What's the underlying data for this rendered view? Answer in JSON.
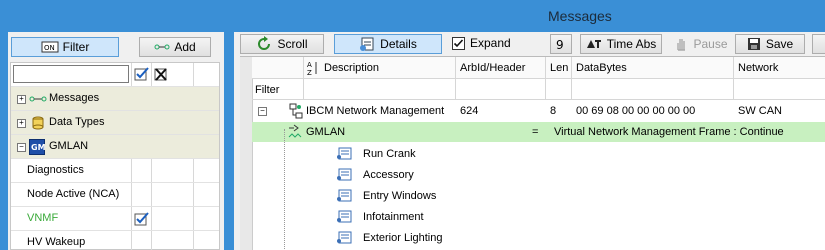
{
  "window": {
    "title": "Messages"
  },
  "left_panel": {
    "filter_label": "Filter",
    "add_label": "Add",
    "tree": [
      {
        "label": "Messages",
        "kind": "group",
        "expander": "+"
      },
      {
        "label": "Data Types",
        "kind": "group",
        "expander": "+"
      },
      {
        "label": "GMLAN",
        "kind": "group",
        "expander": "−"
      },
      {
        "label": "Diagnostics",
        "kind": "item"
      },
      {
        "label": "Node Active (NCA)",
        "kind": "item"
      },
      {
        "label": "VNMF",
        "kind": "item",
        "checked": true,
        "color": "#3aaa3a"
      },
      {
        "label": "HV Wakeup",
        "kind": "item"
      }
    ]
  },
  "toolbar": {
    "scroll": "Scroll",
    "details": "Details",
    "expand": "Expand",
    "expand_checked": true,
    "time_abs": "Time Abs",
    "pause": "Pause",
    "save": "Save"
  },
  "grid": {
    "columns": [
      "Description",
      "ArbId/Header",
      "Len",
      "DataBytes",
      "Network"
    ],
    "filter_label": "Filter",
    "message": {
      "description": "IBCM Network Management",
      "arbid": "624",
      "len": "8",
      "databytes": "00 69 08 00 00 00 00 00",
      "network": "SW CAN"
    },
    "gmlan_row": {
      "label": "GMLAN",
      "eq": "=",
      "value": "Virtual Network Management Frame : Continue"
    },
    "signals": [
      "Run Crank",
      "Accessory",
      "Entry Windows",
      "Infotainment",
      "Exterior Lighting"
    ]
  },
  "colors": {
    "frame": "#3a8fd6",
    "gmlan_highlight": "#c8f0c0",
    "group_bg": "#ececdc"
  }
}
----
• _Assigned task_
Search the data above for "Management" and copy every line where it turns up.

• _Solution_
      "description": "IBCM Network Management",
      "value": "Virtual Network Management Frame : Continue"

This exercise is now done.